Interview with Pippy Donaldson
It’s not every day you hear a student express their desire for a special place at the gym that’s designated for study.
But for Psychology student Pippy Donaldson, having a place to study after a gruelling workout session at the gym is her ideal of a one-stop-shop for dedicated athletes like herself while studying at The University of New England.
Pippy has a large sporting portfolio and has excelled in numerous sports such as gymnastics, swimming, rowing, diving, and rugby. However, she is currently a student with the UNE Sports Academy for her exceptional performance in water polo – a fiercely competitive sport held in a swimming pool and consists of players trying to advance a ball into a goal. Water polo is best described as a combination of swimming, soccer, basketball, and even wrestling, therefore Pippy’s training involves targeting a whole range of skills and abilities. The Sports Academy offers gym programs that are specifically designed for each student’s athletic needs. When I asked Pippy what are the benefits of being part of the academy, she said how the individual training sessions “help to develop (her) skills to become a better athlete” and that the one thing missing is having a study spot at Sport UNE for a post-gym study session… “that way I can do my gym session, do some work and then go home”
If you didn’t think she has enough going on, watch this space!
Pippy has just added rugby 7’s to her repertoire as a new addition to Robb College’s Women’s 7s team. Her current goal is to develop her tackling and sprinting, and of course, be free from injury. I’m amazed at how she finds the time to include another sport to her schedule! When she gets a moment from her study and sporting demands she enjoys watercolor painting as a way of relaxation. Also included in her downtime is singing and playing the guitar or piano. Most importantly, Pippy enjoys hanging with her friends on weekends and is finding college life really fun!
Like many student sports stars, she really has her hands full, and has just begun her studies in a Bachelor of Psychology with Honours. The four-year degree may be a challenge in maintaining “crazy marks” throughout to obtain the honours, yet her passion to one day provide people in remote and rural areas with a practicing psychologist proves she has the right ambitions and motivations to successfully get her the qualifications she wants. Pippy promotes a kind, bubbly attitude with an eagerness to help others, and I couldn’t help but feel inspired by her dream job that targets a realistic and current issue that is affecting thousands of Australians every day. Her experiences as a governess and a jillaroo in Western Australia and the Northern Territory during her gap year in 2017, taught her the challenges of working with different types of people, in addition to learning how to stand up for yourself. These are qualities that are important in the field of practice she wishes to one day work in. Pippy’s ambitions to start a mobile practice started with her wanting to not only provide Australian’s in remote areas with the same mental health services as those in cities but to also help break down the stigma that surrounds the issues of mental health in regional Australia. Whether it be by car or plane, she hopes to reach areas around remote Queensland, Northern Territory, and New South Wales.

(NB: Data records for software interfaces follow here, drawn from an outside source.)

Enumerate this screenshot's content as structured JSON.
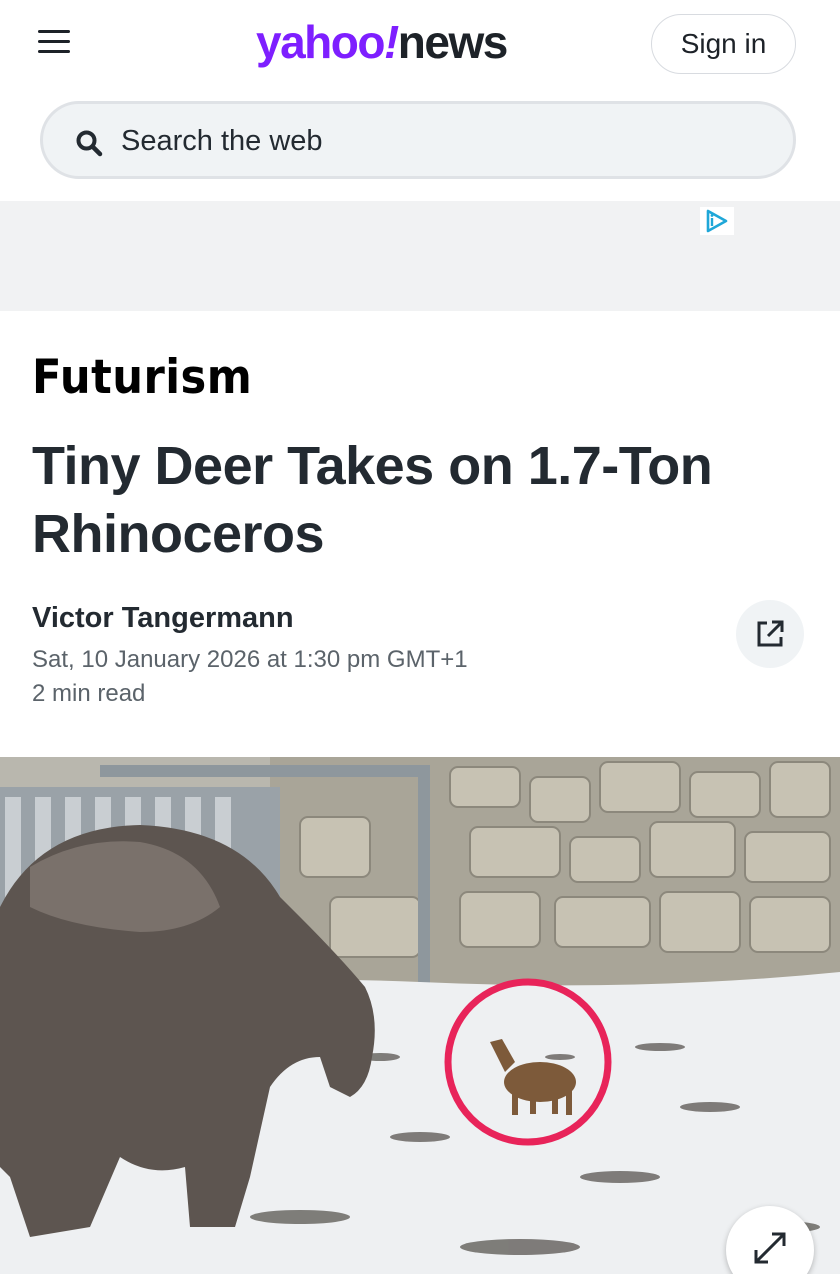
{
  "header": {
    "menu_icon": "hamburger-menu-icon",
    "logo": {
      "yahoo": "yahoo",
      "bang": "!",
      "news": "news",
      "brand_color": "#7e1fff"
    },
    "signin_label": "Sign in"
  },
  "search": {
    "icon": "search-icon",
    "placeholder": "Search the web"
  },
  "ad": {
    "badge_icon": "adchoices-icon"
  },
  "article": {
    "source": "Futurism",
    "title": "Tiny Deer Takes on 1.7-Ton Rhinoceros",
    "author": "Victor Tangermann",
    "date": "Sat, 10 January 2026 at 1:30 pm GMT+1",
    "read_time": "2 min read",
    "share_icon": "external-share-icon"
  },
  "media": {
    "image_subject": "rhinoceros and small deer in snowy zoo enclosure",
    "highlight_color": "#e8245a",
    "expand_icon": "expand-arrows-icon"
  }
}
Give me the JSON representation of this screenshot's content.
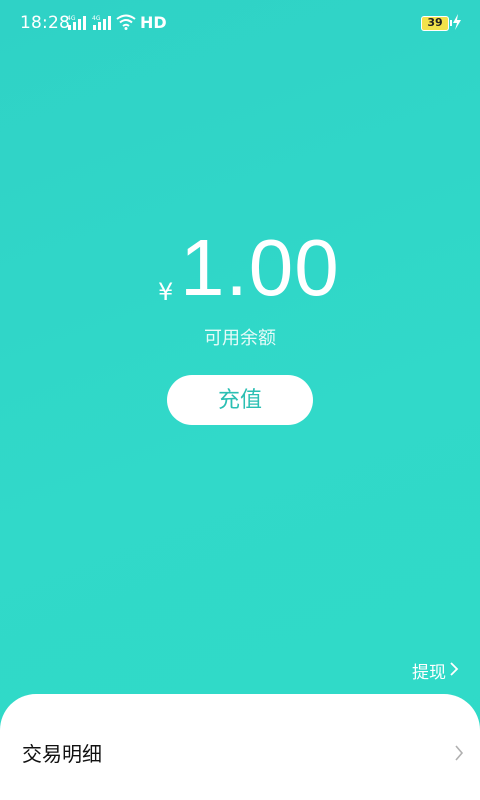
{
  "status_bar": {
    "time": "18:28",
    "network_type_1": "4G",
    "network_type_2": "4G",
    "hd_label": "HD",
    "battery_level": "39",
    "icons": [
      "signal-icon",
      "signal-icon",
      "wifi-icon",
      "battery-icon",
      "charging-icon"
    ]
  },
  "balance": {
    "currency_symbol": "¥",
    "amount": "1.00",
    "label": "可用余额"
  },
  "actions": {
    "recharge_label": "充值",
    "withdraw_label": "提现"
  },
  "transactions": {
    "title": "交易明细"
  },
  "colors": {
    "background": "#31d9c9",
    "button_text": "#2bbfb3",
    "card": "#ffffff"
  }
}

In the light of AFL player, Taylor Harris’s public experience with inappropriate comments towards her athletic ability on an incredible photo of her that Channel 7 posted, my conversation with Pippy touched on her experiences as a female gymnast, swimmer, diver and rower and the pressure in needing to have a thin physique for competitions. One issue that many young females find prominent (sports aside) is the judgment on their appearance, but Pippy highlighted how the judgement towards sporting women can be regarded as sexist with the regulations in clothing. Female gymnasts have to wear tight and most often, revealing clothing, compared to male gymnasts who can wear pants and have their legs covered. Females are expected to have a “skinny” sporting figure, “people would always look at me and go, wow she has really big legs”, even though her strong, toned legs (and totally not ‘big’) are a result from training and her natural build. Pippy mentioned how females with large muscle mass should be celebrated, “people need to realise that a diver, a gymnast, a rower, are not all skinny”. But it’s not just on the competition floor where she has experienced judgements on her appearance, as her experiences in the gym can be a common reality for many other girls who enjoy strength training. “Sometimes you get looked at funny in the gym”, commenting on a particular time she when was the only female in the weights room and felt she was judged by the other lifters around her… “I’m lifting eighty kilos on the leg press and I can see their confused expressions (asking) why is she bulking? What are you doing here?”.
Pippy passionately believes that people should “be proud of their sporting body” and promoting all sorts of bodies needs to begin within the media coverage of sporting events.
It is hard enough to be completely content with your own body when considering the unrealistic models we see on social media every day, and I couldn’t imagine the pressures women in competitive sports, like Pippy, feel when they are not only having to focus on their ability but their appearance as well.
Pippy is not only an incredibly insightful young lady, but also highly engaging and entertaining. The topics we covered shows enlightenment that goes beyond her years and I cannot wait to see her take on her degree with the same amount of enthusiasm I saw when she spoke about the wellbeing of Australians and female’s sports stars. #ProudToBeUNE
To follow Pippy on her journey through her degree and sporting triumphs follow her on